The Pitcher Principle *)
On February 27, 2019 | 0 Comments

Gotong-royong, the Indonesian term for working on a mutually beneficial endeavor, is one that is often bandied about by Indonesian politicians but, too rarely seen in actual practice today. Nonetheless, it reminds me of the “Pitcher Principle.”

The oak shelf above the tableware cabinet in the dining room of my childhood home is where my mother displayed the best of the family’s modest collection of decorative plates and assorted memorabilia. The L-shaped corner shelf was high enough on the wall to stave the threat from children’s grasping fingers and the beveled grooves in the shelf’s two planes of wood permitted the plates to stand upright and prevent them from easily slipping.

The most precious item on that shelf was a large blue-and-white transferware pitcher which was brought to the United States in 1843 by my great-great parents, Thomas and Bridget McGlynn, when they removed themselves from the scourge of British-colonized Ireland. The pitcher was precious not only because it was one of the few personal possessions they had been able to carry with them (and which somehow managed to survive unbroken through the many decades that followed) but because it had been used to baptize their son, John, who was born in steerage on that weeks-long ocean voyage. Baby John lived only a few hours but in his memory, in each of the McGlynn generations that followed, a boy was given the name “John” and the pitcher passed down to him. As my father was the “John” of his generation, it was he who inherited the pitcher.

That pitcher became symbolic beyond family lore, however: it became the children’s communal piggy bank where we stashed whatever money we managed to earn together, mostly from selling chicken eggs and cucumbers, but also from 4-H prizes at the Richland County Fair. Over the course of the year, the two-quart pitcher would fill with coins and bills and every year, at the end of the first week of December, my father would carefully remove the pitcher from its place on the shelf and empty its contents onto the dining table for his children to sort and count, which he would then take to the bank to exchange for all paper notes.

The total amount in the pitcher varied from year to year but, when divvied among the kids each received somewhere around 14 dollars. (Note: While there are 10 children in my family, there were never 10 recipients because by the time the youngest child was born the oldest had graduated from high school and the next three children would follow in the successive years to come.)

For Catholics, December 8 is the day of commemoration for the Immaculate Conception of Mary, mother of Jesus.

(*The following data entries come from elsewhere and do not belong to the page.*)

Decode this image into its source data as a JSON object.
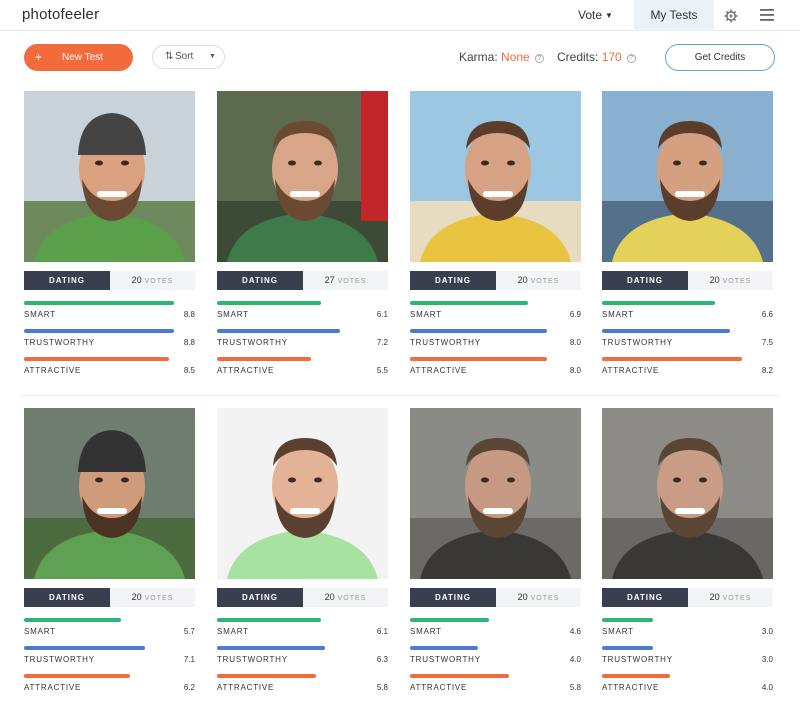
{
  "header": {
    "logo": "photofeeler",
    "vote_label": "Vote",
    "my_tests_label": "My Tests",
    "icons": [
      "gear-icon",
      "hamburger-menu-icon"
    ]
  },
  "toolbar": {
    "new_test_label": "New Test",
    "sort_label": "Sort",
    "karma_label": "Karma:",
    "karma_value": "None",
    "credits_label": "Credits:",
    "credits_value": "170",
    "get_credits_label": "Get Credits"
  },
  "colors": {
    "accent": "#f26b3d",
    "smart": "#2bb673",
    "trustworthy": "#4a7bd0",
    "attractive": "#f26b3d",
    "dating_tab": "#3a3f4f"
  },
  "labels": {
    "dating": "DATING",
    "votes": "VOTES",
    "smart": "SMART",
    "trustworthy": "TRUSTWORTHY",
    "attractive": "ATTRACTIVE"
  },
  "tests": [
    {
      "votes": "20",
      "smart": "8.8",
      "trustworthy": "8.8",
      "attractive": "8.5"
    },
    {
      "votes": "27",
      "smart": "6.1",
      "trustworthy": "7.2",
      "attractive": "5.5"
    },
    {
      "votes": "20",
      "smart": "6.9",
      "trustworthy": "8.0",
      "attractive": "8.0"
    },
    {
      "votes": "20",
      "smart": "6.6",
      "trustworthy": "7.5",
      "attractive": "8.2"
    },
    {
      "votes": "20",
      "smart": "5.7",
      "trustworthy": "7.1",
      "attractive": "6.2"
    },
    {
      "votes": "20",
      "smart": "6.1",
      "trustworthy": "6.3",
      "attractive": "5.8"
    },
    {
      "votes": "20",
      "smart": "4.6",
      "trustworthy": "4.0",
      "attractive": "5.8"
    },
    {
      "votes": "20",
      "smart": "3.0",
      "trustworthy": "3.0",
      "attractive": "4.0"
    }
  ]
}
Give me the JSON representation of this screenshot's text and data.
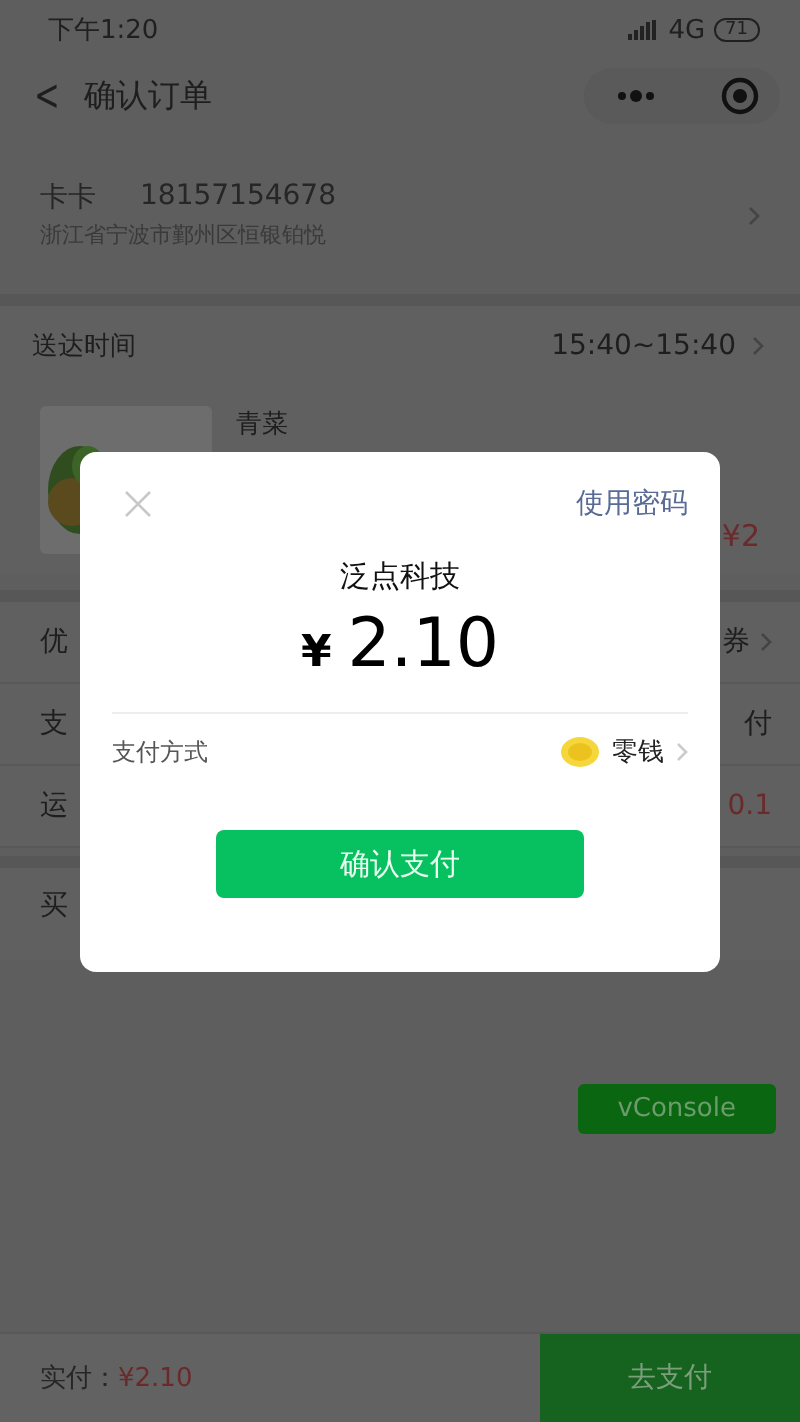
{
  "status_bar": {
    "time": "下午1:20",
    "network": "4G",
    "battery": "71"
  },
  "nav": {
    "back": "<",
    "title": "确认订单"
  },
  "address": {
    "name": "卡卡",
    "phone": "18157154678",
    "detail": "浙江省宁波市鄞州区恒银铂悦"
  },
  "delivery": {
    "label": "送达时间",
    "value": "15:40~15:40"
  },
  "product": {
    "name": "青菜",
    "price": "¥2"
  },
  "rows": [
    {
      "label": "优",
      "value": "券",
      "chevron": true,
      "kind": "plain"
    },
    {
      "label": "支",
      "value": "付",
      "chevron": false,
      "kind": "plain"
    },
    {
      "label": "运",
      "value": "0.1",
      "chevron": false,
      "kind": "price"
    }
  ],
  "message": {
    "label": "买"
  },
  "vconsole": "vConsole",
  "footer": {
    "label": "实付：",
    "amount": "¥2.10",
    "button": "去支付"
  },
  "dialog": {
    "switch": "使用密码",
    "merchant": "泛点科技",
    "currency": "¥",
    "amount": "2.10",
    "method_label": "支付方式",
    "method": "零钱",
    "confirm": "确认支付"
  }
}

As a day of “holy obligation,” it is equal to Sunday and the faithful are obliged to attend Mass and refrain from engaging in work or activities that hinder the worship owed to God. Thus, as we were students at a Catholic school, the day was a holiday as well, and being close to Christmas as it was, it was always on that day my father would bundle us in the car and drive to Reedsburg—population 3,600!—for us to embark on our favorite adventure of the year: Christmas shopping for everyone in the family.

That beautiful porcelain pitcher with lilies painted blue…. I think of it now and what it came to represent:

  • Cooperation: We children had to pool our resources. Our parents might have allowed each of us to keep our own funds but had they done that the younger children would have been at a clear disadvantage. This created a commitment to each other and a fierce objective to earn the most that we could during the year for the benefit of all.
  • Service: When shopping for Christmas gifts, we’d go off in pairs, the oldest with the youngest, the second oldest with the second youngest, and so on—each pair trying to find the perfect gift for every other family member: siblings, parents, and grandparents. Our mission was to help each other and to be of service to one another.
  • Love: Because 14 dollars was a paltry sum if being used to buy 16 meaningful gifts, the situation demanded creativity and negotiation skills. Suddenly, we’d found an official softball that we knew Mark would like but it cost $2.25, or a record by Dion and the Belmonts that Kathleen would die for but it was $1.99… There was no way to buy these expensive gifts, even as a pair, without the help of other siblings—for which we had to cajole, barter, and bargain but the result of which was some of the best gifts ever given, all in the spirit of love.

And that is what I call the “Pitcher Principle”—a code of conduct that embodies those same elements. I think I found that principle in clear operation when I came to Indonesia more than 40 years ago. Yeah, they called it gotong-royong, but it was the “Pitcher Principle” for me.

As my father died some time ago and as I am the “John” of my generation, it might arguably be in my right to bring that Irish porcelain pitcher from the family farm to Jakarta as my personal and lasting keepsake but I realize now that the pitcher is merely a symbol and the principle is manifested in colleagues and friends who work tirelessly, but with joy and love, to build a better nation and a better world.

John McGlynn
john_mcglynn@lontar.org

PS:           For this rumination, I owe special thanks to my sister, Mary, who first came up with the term “the pitcher principle” and the key points it stands for.